= EXERCISE DIRECTIONS =
Using the records below, locate all lines containing "Aisaka" and return them.

Entries from a dataset of interfaces

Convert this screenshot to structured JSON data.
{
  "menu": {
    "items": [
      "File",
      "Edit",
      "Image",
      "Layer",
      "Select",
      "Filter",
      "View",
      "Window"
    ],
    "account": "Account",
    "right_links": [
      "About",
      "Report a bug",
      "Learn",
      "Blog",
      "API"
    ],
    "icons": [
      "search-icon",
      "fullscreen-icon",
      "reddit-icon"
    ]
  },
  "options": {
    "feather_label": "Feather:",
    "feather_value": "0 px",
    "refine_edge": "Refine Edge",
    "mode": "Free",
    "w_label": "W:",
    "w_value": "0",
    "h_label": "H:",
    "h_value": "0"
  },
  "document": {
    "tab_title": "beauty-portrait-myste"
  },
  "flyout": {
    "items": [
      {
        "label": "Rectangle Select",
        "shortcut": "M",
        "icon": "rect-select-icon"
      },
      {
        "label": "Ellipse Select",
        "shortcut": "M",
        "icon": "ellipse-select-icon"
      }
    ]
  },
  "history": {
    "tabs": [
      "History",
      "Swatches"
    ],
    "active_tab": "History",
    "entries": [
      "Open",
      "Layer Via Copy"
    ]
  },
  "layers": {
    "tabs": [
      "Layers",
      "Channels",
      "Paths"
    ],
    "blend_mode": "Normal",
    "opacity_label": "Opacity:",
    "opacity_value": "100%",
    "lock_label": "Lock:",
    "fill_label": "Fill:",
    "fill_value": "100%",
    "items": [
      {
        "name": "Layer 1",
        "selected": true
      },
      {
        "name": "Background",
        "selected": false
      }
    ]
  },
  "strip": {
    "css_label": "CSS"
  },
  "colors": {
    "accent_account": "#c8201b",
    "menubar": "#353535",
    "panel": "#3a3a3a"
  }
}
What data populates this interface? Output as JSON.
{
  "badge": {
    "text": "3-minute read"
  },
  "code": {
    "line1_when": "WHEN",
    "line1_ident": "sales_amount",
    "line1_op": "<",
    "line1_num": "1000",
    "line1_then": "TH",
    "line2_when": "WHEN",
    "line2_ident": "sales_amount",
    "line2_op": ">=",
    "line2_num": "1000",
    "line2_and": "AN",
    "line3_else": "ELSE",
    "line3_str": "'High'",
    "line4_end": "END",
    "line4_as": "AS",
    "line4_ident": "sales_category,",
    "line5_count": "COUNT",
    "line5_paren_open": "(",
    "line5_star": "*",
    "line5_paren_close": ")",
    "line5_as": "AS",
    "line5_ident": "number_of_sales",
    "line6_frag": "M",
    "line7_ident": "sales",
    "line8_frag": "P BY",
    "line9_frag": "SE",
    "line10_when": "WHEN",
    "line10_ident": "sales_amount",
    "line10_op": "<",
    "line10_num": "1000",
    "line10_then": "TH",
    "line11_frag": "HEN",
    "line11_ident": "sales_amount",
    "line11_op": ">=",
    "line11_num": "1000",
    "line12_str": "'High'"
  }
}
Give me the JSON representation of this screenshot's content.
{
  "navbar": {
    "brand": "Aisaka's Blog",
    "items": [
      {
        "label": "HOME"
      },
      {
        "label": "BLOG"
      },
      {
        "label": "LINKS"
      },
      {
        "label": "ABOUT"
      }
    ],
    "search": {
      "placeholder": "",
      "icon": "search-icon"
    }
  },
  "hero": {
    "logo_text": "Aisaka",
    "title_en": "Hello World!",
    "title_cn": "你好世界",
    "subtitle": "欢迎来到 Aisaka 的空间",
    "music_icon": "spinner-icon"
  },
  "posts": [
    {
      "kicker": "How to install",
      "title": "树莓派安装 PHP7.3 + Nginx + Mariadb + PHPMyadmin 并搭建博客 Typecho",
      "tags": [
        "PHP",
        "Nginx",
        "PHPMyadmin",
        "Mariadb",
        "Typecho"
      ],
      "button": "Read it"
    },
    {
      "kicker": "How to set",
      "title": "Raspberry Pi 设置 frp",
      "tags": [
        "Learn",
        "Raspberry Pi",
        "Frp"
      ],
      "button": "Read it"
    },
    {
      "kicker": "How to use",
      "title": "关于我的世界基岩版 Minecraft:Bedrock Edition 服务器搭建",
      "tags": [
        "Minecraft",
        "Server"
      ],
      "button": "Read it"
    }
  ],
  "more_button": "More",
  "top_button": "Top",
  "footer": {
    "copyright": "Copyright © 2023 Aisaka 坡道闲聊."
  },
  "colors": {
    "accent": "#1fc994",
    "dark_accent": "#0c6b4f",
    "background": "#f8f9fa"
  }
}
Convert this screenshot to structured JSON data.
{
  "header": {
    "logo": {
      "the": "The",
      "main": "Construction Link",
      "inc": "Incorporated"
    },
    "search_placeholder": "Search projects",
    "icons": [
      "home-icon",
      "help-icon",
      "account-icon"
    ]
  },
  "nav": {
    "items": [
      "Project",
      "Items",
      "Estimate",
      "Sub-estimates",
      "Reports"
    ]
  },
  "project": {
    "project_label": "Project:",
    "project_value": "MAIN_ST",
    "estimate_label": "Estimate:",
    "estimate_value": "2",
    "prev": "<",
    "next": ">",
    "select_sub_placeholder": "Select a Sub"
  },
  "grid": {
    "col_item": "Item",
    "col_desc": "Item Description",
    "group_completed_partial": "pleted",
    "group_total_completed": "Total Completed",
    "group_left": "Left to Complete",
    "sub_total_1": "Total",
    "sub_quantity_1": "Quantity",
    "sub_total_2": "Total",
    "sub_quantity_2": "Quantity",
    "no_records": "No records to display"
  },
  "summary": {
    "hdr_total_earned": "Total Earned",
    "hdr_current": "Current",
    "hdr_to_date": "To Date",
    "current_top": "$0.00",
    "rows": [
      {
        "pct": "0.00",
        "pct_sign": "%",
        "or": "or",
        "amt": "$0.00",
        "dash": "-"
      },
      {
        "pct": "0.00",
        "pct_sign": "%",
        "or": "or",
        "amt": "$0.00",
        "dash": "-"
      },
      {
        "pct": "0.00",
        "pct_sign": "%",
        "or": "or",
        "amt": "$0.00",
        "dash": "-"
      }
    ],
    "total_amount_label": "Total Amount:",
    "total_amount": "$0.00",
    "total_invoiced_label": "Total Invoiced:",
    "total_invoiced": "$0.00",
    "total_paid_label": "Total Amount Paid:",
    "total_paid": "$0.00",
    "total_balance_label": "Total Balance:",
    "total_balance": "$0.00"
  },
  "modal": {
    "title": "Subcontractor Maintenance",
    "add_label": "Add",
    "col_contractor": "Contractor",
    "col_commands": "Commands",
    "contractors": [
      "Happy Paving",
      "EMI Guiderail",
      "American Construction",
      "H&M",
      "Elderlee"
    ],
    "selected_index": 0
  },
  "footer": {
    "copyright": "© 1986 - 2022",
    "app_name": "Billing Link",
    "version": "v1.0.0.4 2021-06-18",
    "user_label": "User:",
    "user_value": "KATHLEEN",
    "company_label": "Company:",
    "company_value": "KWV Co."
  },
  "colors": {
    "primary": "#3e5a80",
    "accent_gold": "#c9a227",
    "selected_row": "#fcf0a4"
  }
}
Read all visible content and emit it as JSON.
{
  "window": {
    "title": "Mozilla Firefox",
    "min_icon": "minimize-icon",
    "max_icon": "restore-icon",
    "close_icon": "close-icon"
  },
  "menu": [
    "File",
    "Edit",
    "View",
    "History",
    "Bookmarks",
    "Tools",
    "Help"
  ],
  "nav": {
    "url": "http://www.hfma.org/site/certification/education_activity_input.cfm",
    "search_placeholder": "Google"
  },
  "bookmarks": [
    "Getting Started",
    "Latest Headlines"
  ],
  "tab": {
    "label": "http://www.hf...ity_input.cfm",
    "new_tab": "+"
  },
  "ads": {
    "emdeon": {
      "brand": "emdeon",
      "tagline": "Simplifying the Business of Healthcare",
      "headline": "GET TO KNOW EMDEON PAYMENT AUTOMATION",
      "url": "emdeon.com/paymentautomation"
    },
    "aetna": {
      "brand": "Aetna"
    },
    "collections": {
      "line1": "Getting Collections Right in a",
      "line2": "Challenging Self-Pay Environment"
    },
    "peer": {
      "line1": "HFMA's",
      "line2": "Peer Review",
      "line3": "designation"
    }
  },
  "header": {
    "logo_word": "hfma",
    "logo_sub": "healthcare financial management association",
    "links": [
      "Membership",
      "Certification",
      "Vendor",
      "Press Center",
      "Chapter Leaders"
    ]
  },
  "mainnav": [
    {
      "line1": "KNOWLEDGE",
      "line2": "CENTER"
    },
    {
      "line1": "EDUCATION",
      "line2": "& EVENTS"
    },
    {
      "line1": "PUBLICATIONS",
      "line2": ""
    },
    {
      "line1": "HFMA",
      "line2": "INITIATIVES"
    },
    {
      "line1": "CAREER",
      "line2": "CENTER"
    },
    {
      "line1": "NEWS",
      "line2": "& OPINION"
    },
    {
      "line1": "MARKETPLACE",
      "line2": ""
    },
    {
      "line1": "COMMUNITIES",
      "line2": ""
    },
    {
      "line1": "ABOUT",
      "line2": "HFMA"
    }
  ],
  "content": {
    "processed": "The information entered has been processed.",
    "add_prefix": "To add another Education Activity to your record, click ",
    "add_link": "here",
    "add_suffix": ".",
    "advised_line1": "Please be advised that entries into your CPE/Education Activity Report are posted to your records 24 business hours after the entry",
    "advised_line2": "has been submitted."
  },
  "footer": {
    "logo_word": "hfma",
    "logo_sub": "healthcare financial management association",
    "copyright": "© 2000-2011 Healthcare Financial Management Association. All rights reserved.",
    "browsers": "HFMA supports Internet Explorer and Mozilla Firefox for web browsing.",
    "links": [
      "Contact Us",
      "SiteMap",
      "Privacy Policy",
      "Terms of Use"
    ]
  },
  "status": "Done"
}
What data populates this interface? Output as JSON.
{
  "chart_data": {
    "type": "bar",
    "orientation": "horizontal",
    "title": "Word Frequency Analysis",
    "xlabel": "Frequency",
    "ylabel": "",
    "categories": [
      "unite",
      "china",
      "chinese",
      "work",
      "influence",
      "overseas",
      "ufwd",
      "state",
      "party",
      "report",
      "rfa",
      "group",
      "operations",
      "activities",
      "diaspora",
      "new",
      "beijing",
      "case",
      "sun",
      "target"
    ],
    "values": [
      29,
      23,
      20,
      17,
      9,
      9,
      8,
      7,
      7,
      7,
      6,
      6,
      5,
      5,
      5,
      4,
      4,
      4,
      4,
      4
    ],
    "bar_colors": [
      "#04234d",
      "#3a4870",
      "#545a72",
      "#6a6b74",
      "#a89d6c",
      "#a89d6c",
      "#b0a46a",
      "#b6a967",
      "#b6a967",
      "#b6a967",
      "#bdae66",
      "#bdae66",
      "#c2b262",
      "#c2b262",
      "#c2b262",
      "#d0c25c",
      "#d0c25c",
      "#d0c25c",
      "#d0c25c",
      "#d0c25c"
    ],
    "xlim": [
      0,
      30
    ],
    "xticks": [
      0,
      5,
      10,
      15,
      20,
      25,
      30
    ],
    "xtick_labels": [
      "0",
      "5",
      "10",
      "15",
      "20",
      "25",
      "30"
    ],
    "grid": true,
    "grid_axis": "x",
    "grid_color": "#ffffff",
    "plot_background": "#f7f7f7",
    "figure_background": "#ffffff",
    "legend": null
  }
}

= EXERCISE SOLUTION =
    "brand": "Aisaka's Blog",
    "logo_text": "Aisaka",
    "subtitle": "欢迎来到 Aisaka 的空间",
    "copyright": "Copyright © 2023 Aisaka 坡道闲聊."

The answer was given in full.